Shortly, after this the route bridges a drainage channel from the lake, via a small concrete slab. It then crosses the open moorland of Waun Sychlwch, in the immediate shadow of the escarpment of Cefn Twrch (“Boar Ridge”). At this point, the weather was blustery and dry. At the same time the weather atop the mountain was visibly changing. Whilst Picws Du was visible, Fan Brycheiniog (“Brecnock Peak”) and Fan Foel (“Bald, rounded Peak”) were enveloped in cloud.
At the 2.4 mile distance, the route approaches Pant y Bwlch (“Valley pass”). The pass is narrow and tricky in places, including some overhanging rocks that must be navigated carefully and without haste. At the same time, it provides dramatic views of the escarpment below Fan Foel and, looking backwards, the valley below Twyn yr Esgair (“Down the Long Ridge”).
Once through the pass and onto the roof of the mountain, the weather was immediately distinctly less bright and the wind stronger. At this point, cloud had not enveloped the mountain and the top of the Picws Du was visible. My route now ascended 150ft gradually over the course of a mile. This brought it to the edge of the ridgeline of Fan Brycheiniog and the trig point, which marks the highest peak of the Myndd Du (Black Mountain).
During the course of this mile, the weather closed in markedly, with cloud entirely enveloping the moorland atop the mountain. Visibility was reduced to 100–150m. I was conscious that this meant the peat-bog terrain was now considerably more dangerous than on a clear day. I was grateful to discern the trig point coming into view. The presence of the nearby stone shelter offered me welcome refuge from the wind, which was now whipping strongly towards the nearby edge of the ridge.

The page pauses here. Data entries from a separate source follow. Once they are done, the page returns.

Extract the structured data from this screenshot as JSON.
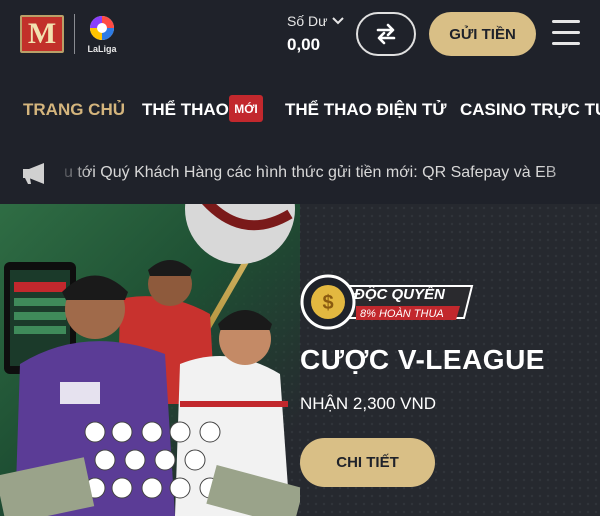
{
  "header": {
    "logo_letter": "M",
    "partner_logo_text": "LaLiga",
    "balance_label": "Số Dư",
    "balance_value": "0,00",
    "deposit_label": "GỬI TIỀN",
    "icons": [
      "m-logo",
      "laliga-logo",
      "chevron-down-icon",
      "swap-icon",
      "hamburger-menu-icon"
    ]
  },
  "nav": {
    "items": [
      {
        "label": "TRANG CHỦ",
        "active": true
      },
      {
        "label": "THỂ THAO",
        "badge": "MỚI"
      },
      {
        "label": "THỂ THAO ĐIỆN TỬ"
      },
      {
        "label": "CASINO TRỰC TUYẾN"
      }
    ]
  },
  "ticker": {
    "icon": "megaphone-icon",
    "text": "u tới Quý Khách Hàng các hình thức gửi tiền mới: QR Safepay và EB"
  },
  "banner": {
    "badge_title": "ĐỘC QUYỀN",
    "badge_subtitle": "8% HOÀN THUA",
    "title": "CƯỢC V-LEAGUE",
    "subtitle": "NHẬN 2,300 VND",
    "cta_label": "CHI TIẾT",
    "colors": {
      "gold": "#d9bf86",
      "dark": "#1f222a",
      "red": "#c2282d",
      "green": "#2f6d44"
    }
  }
}
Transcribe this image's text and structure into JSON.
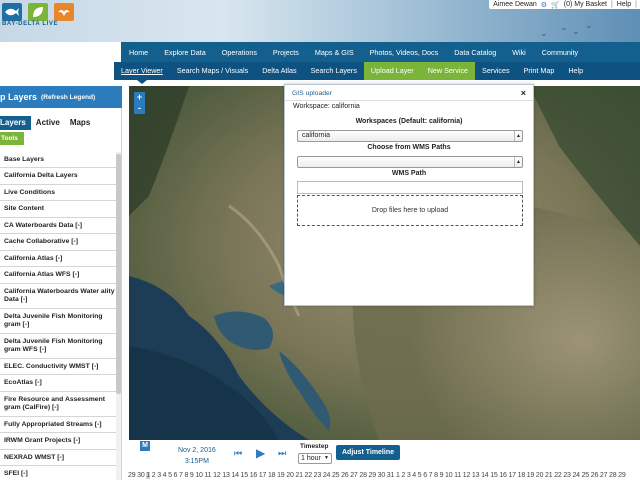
{
  "header": {
    "logo_text": "BAY-DELTA LIVE",
    "user_name": "Aimee Dewan",
    "basket": "(0) My Basket",
    "help": "Help"
  },
  "main_nav": [
    {
      "label": "Home"
    },
    {
      "label": "Explore Data"
    },
    {
      "label": "Operations"
    },
    {
      "label": "Projects"
    },
    {
      "label": "Maps & GIS"
    },
    {
      "label": "Photos, Videos, Docs"
    },
    {
      "label": "Data Catalog"
    },
    {
      "label": "Wiki"
    },
    {
      "label": "Community"
    }
  ],
  "sub_nav": [
    {
      "label": "Layer Viewer"
    },
    {
      "label": "Search Maps / Visuals"
    },
    {
      "label": "Delta Atlas"
    },
    {
      "label": "Search Layers"
    },
    {
      "label": "Upload Layer"
    },
    {
      "label": "New Service"
    },
    {
      "label": "Services"
    },
    {
      "label": "Print Map"
    },
    {
      "label": "Help"
    }
  ],
  "panel": {
    "title": "p Layers",
    "refresh": "(Refresh Legend)",
    "tabs": [
      "Layers",
      "Active",
      "Maps"
    ],
    "tools": "Tools",
    "layers": [
      "Base Layers",
      "California Delta Layers",
      "Live Conditions",
      "Site Content",
      "CA Waterboards Data [-]",
      "Cache Collaborative [-]",
      "California Atlas [-]",
      "California Atlas WFS [-]",
      "California Waterboards Water ality Data [-]",
      "Delta Juvenile Fish Monitoring gram [-]",
      "Delta Juvenile Fish Monitoring gram WFS [-]",
      "ELEC. Conductivity WMST [-]",
      "EcoAtlas [-]",
      "Fire Resource and Assessment gram (CalFire) [-]",
      "Fully Appropriated Streams [-]",
      "IRWM Grant Projects [-]",
      "NEXRAD WMST [-]",
      "SFEI [-]",
      "SFEI WFS [-]"
    ]
  },
  "map": {
    "zoom_in": "+",
    "zoom_out": "-"
  },
  "dialog": {
    "title": "GIS uploader",
    "close": "×",
    "workspace_line": "Workspace: california",
    "workspaces_label": "Workspaces (Default: california)",
    "workspace_value": "california",
    "wms_paths_label": "Choose from WMS Paths",
    "wms_paths_value": "",
    "wms_path_label": "WMS Path",
    "wms_path_value": "",
    "drop_text": "Drop files here to upload"
  },
  "timeline": {
    "m_label": "M",
    "date": "Nov 2, 2016",
    "time": "3:15PM",
    "timestep_label": "Timestep",
    "timestep_value": "1 hour",
    "adjust_label": "Adjust Timeline",
    "days": [
      "29",
      "30",
      "1",
      "2",
      "3",
      "4",
      "5",
      "6",
      "7",
      "8",
      "9",
      "10",
      "11",
      "12",
      "13",
      "14",
      "15",
      "16",
      "17",
      "18",
      "19",
      "20",
      "21",
      "22",
      "23",
      "24",
      "25",
      "26",
      "27",
      "28",
      "29",
      "30",
      "31",
      "1",
      "2",
      "3",
      "4",
      "5",
      "6",
      "7",
      "8",
      "9",
      "10",
      "11",
      "12",
      "13",
      "14",
      "15",
      "16",
      "17",
      "18",
      "19",
      "20",
      "21",
      "22",
      "23",
      "24",
      "25",
      "26",
      "27",
      "28",
      "29"
    ],
    "selected_days": [
      2
    ]
  },
  "colors": {
    "nav_blue": "#13608e",
    "accent_green": "#7ab53a",
    "panel_blue": "#2b7bbd"
  }
}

Before setting out on this walk, I had studied the topography carefully. I knew that there was a clear path along the ridge line of Fan Brycheiniog. Yet the wind had now become sufficiently powerful to be pushing me around and preventing a sure footing. Accordingly, I kept well back from the ridge, which necessitated walking through marshy land, rather than the relatively level limestone pathway of the Beacons Way.
A cairn emerged suddenly out of the cloud, warning me away from the twisty ridge-line of Tŵr y Fan Foel (“Bald Peak Tower”). With the cloud now reducing visibility to less than 50m, I decided to take the shortest route back towards the pass, rather that following the Beacon’s Way around Fan Foel, as I had planned to do.

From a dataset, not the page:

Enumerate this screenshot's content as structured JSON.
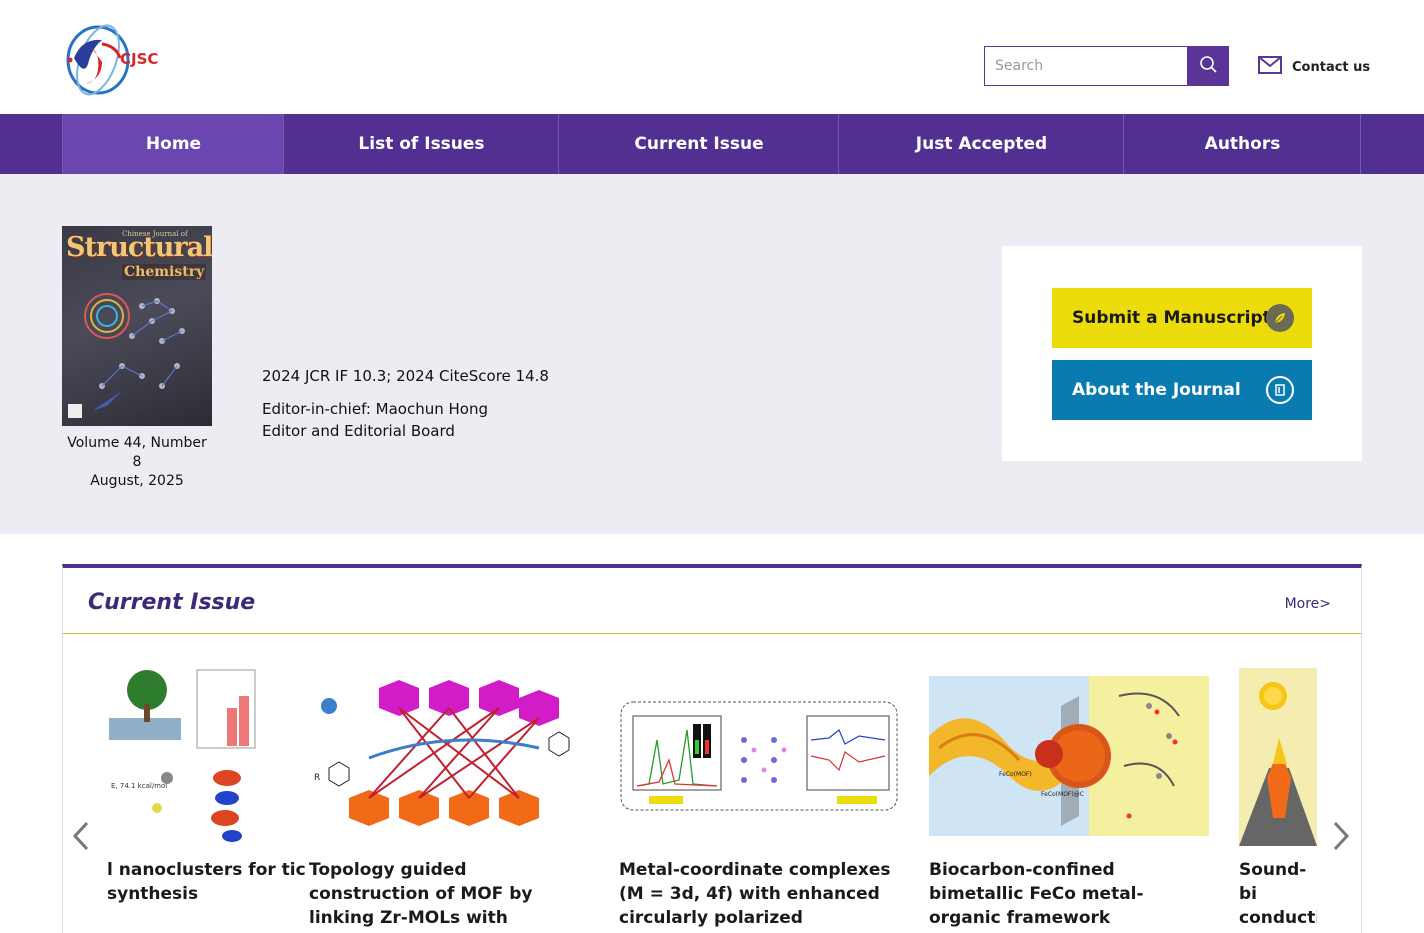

Although it was a short distance, it was without sight lines, such was the cloud cover and ferocity of the wind. Accordingly, as I crossed potentially treacherous moorland, wind and rain now full in my face, I regularly checked my path and orientation with a GPS tool, the functioning and battery level of which I had assessed repeatedly throughout the walk.
Gratefully, I soon re-encountered the path of the Beacons Way. It was now abundantly clear that the circular route around the ridge-line of Glastir y Picws should not be undertaken. I chose to descend immediately, via Bwlch Blaen-Twrch (“Summit Pass”).
The pass swiftly took me 120ft down from the summit. Immediately, the weather was again transformed. It became mild, rainfall was light and the wind blustery, rather than fierce. The next mile across moorland provided a gradual descent back to Llyn y Fan Fach. The final mile a rapid descent to the car park.
All in all, a fabulous experience, with useful experience gained.